Time for a new server platform 3

i7It’s been a few years – more than I’d like to admit – since I hand built my current server/workstation.  It was way back in 2008 when living in Brisbane that I ponied up the cash to procure the appropriate hardware.

Fast forward to now, in 2014, the current rig is still functioning, albeit the hardware is very out of date. 

The Quad Core processor is a pre i-Series Intel which does not support Second Level Address Translation (SLAT), and therefore does not support the next generation Hyper-V/hyper virtualization technologies which are standard today.

It has come time to invest in a new server platform, so that I can hand test the current OS specifications and anything coming down the line.  As I have an existing (and fairly new) NAS, I don’t need a solid set of storage – I need memory and CPU grunt.

Here’s what I’m proposing (to myself):
Intel BX80633I74930K Hex Core i7-4930K 3.4Ghz 12MB LGA 2011 CPU
Asus P9X79-LE LGA 2011pin/8XDDR3/3XPCI-E/SATA3/USB3 ATX Motherboard (Supports up to 64GB of RAM)
Kingston HyperX KHX16LC10K2/16X or KHX16C10B1K2/16 16G kit DDR3 1600 RAM x2 (32GB total)

Now that’s not a bad start.  The idea would be to expand memory to the full 64 GB in due course.  This box doesn’t require an intensive GPU/graphics capability, and I’ll go with a moderately priced PSU, HDD and Graphics card.  The motherboard isn’t the cheapest, but when I compared it to more expensive models, I couldn’t see the benefits in the “TUF” style boards.

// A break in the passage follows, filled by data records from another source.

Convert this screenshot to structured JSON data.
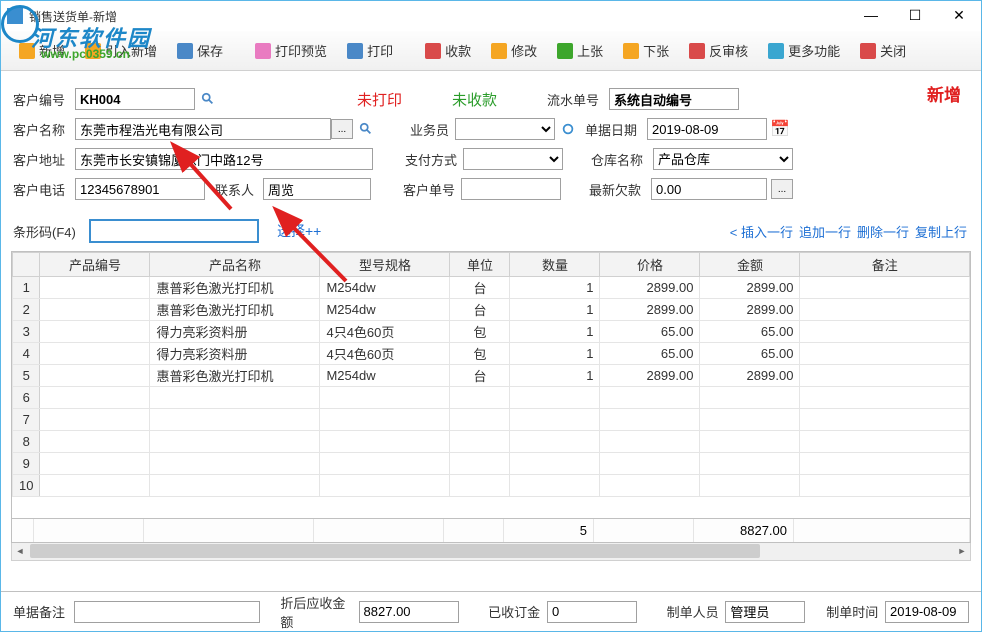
{
  "window": {
    "title": "销售送货单-新增"
  },
  "watermark": {
    "brand": "河东软件园",
    "url": "www.pc0359.cn"
  },
  "toolbar": {
    "new": "新增",
    "import_new": "引入新增",
    "save": "保存",
    "print_preview": "打印预览",
    "print": "打印",
    "receive": "收款",
    "modify": "修改",
    "prev": "上张",
    "next": "下张",
    "unaudit": "反审核",
    "more": "更多功能",
    "close": "关闭"
  },
  "status": {
    "unprinted": "未打印",
    "unpaid": "未收款",
    "mode": "新增"
  },
  "form": {
    "customer_code_label": "客户编号",
    "customer_code": "KH004",
    "customer_name_label": "客户名称",
    "customer_name": "东莞市程浩光电有限公司",
    "customer_addr_label": "客户地址",
    "customer_addr": "东莞市长安镇锦厦东门中路12号",
    "customer_tel_label": "客户电话",
    "customer_tel": "12345678901",
    "contact_label": "联系人",
    "contact": "周览",
    "serial_label": "流水单号",
    "serial": "系统自动编号",
    "date_label": "单据日期",
    "date": "2019-08-09",
    "salesman_label": "业务员",
    "salesman": "",
    "pay_label": "支付方式",
    "pay": "",
    "warehouse_label": "仓库名称",
    "warehouse": "产品仓库",
    "cust_order_label": "客户单号",
    "cust_order": "",
    "latest_debt_label": "最新欠款",
    "latest_debt": "0.00"
  },
  "barcode": {
    "label": "条形码(F4)",
    "value": "",
    "select_link": "选择++"
  },
  "row_ops": {
    "insert": "< 插入一行",
    "append": "追加一行",
    "delete": "删除一行",
    "copy": "复制上行"
  },
  "columns": {
    "product_code": "产品编号",
    "product_name": "产品名称",
    "spec": "型号规格",
    "unit": "单位",
    "qty": "数量",
    "price": "价格",
    "amount": "金额",
    "remark": "备注"
  },
  "rows": [
    {
      "n": 1,
      "code": "",
      "name": "惠普彩色激光打印机",
      "spec": "M254dw",
      "unit": "台",
      "qty": "1",
      "price": "2899.00",
      "amount": "2899.00",
      "remark": ""
    },
    {
      "n": 2,
      "code": "",
      "name": "惠普彩色激光打印机",
      "spec": "M254dw",
      "unit": "台",
      "qty": "1",
      "price": "2899.00",
      "amount": "2899.00",
      "remark": ""
    },
    {
      "n": 3,
      "code": "",
      "name": "得力亮彩资料册",
      "spec": "4只4色60页",
      "unit": "包",
      "qty": "1",
      "price": "65.00",
      "amount": "65.00",
      "remark": ""
    },
    {
      "n": 4,
      "code": "",
      "name": "得力亮彩资料册",
      "spec": "4只4色60页",
      "unit": "包",
      "qty": "1",
      "price": "65.00",
      "amount": "65.00",
      "remark": ""
    },
    {
      "n": 5,
      "code": "",
      "name": "惠普彩色激光打印机",
      "spec": "M254dw",
      "unit": "台",
      "qty": "1",
      "price": "2899.00",
      "amount": "2899.00",
      "remark": ""
    },
    {
      "n": 6,
      "code": "",
      "name": "",
      "spec": "",
      "unit": "",
      "qty": "",
      "price": "",
      "amount": "",
      "remark": ""
    },
    {
      "n": 7,
      "code": "",
      "name": "",
      "spec": "",
      "unit": "",
      "qty": "",
      "price": "",
      "amount": "",
      "remark": ""
    },
    {
      "n": 8,
      "code": "",
      "name": "",
      "spec": "",
      "unit": "",
      "qty": "",
      "price": "",
      "amount": "",
      "remark": ""
    },
    {
      "n": 9,
      "code": "",
      "name": "",
      "spec": "",
      "unit": "",
      "qty": "",
      "price": "",
      "amount": "",
      "remark": ""
    },
    {
      "n": 10,
      "code": "",
      "name": "",
      "spec": "",
      "unit": "",
      "qty": "",
      "price": "",
      "amount": "",
      "remark": ""
    }
  ],
  "totals": {
    "qty": "5",
    "amount": "8827.00"
  },
  "footer": {
    "remark_label": "单据备注",
    "remark": "",
    "discount_label": "折后应收金额",
    "discount": "8827.00",
    "deposit_label": "已收订金",
    "deposit": "0",
    "maker_label": "制单人员",
    "maker": "管理员",
    "make_time_label": "制单时间",
    "make_time": "2019-08-09"
  }
}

Intel i7 Family Comparison Table

I’m keen to see how the hex core processor responds to load (say, from SQL Server) and what the efficiency of the memory will be for non-persisted (in memory) operations – particularly with SQL Server 2014.

If you have any opinions on the spec please leave a comment.  Note that I’m on a budget, and I expect this rig to cost around AUD $1700.

Lastly – I think it would look pretty wicked in this case from Corsair:


Your thoughts?

Read my machine build review here.

Hyper-V 2012 Review: VHDX Disks

Microsoft will be introducing a new file format (VHDX) for virtual hard disks as part of Hyper-V in Windows Server 2012.  The original format (VHD) has been around for many years, the new format provides a host of additional benefits.

At a glance, the new format supports up to 64 terabytes, so this will help in situations where large volumes of data need to be catered for.  The sector alignment and increased block sizes mean disk utilization is improved, and makes more efficient usage of modern disk drives.  There’s also a logging mechanism to reduce the impact of power outages.

Here’s the main info from Technet:

[1] The main new features of the VHDX format are:

  • Support for virtual hard disk storage capacity of up to 64 TB.
  • Protection against data corruption during power failures by logging updates to
           the VHDX metadata structures.
  • Improved alignment of the virtual hard disk format to work well on large sector

The VHDX format also provides the following features:

  • Larger block sizes for dynamic and differencing disks, which allows these disks to
           attune to the needs of the workload.
  • A 4-KB logical sector virtual disk that allows for increased performance when
           used by applications and workloads that are designed for 4-KB sectors.
  • The ability to store custom metadata about the file that the user might want to 
           record, such as operating system version or patches applied.
  • Efficiency in representing data (also known as “trim”), which results in smaller file
           size and allows the underlying physical storage device to reclaim unused space.
           (Trim requires physical disks directly attached to a virtual machine or SCSI disks,
           and trim-compatible hardware.)

I’m going to be writing more about the new edition of Hyper-V in coming articles.  Check back for more, including the following:

  • Hyper-V Replica
  • Expanded processor and memory support
  • Dynamic Memory Improvements
  • Network adapter improvements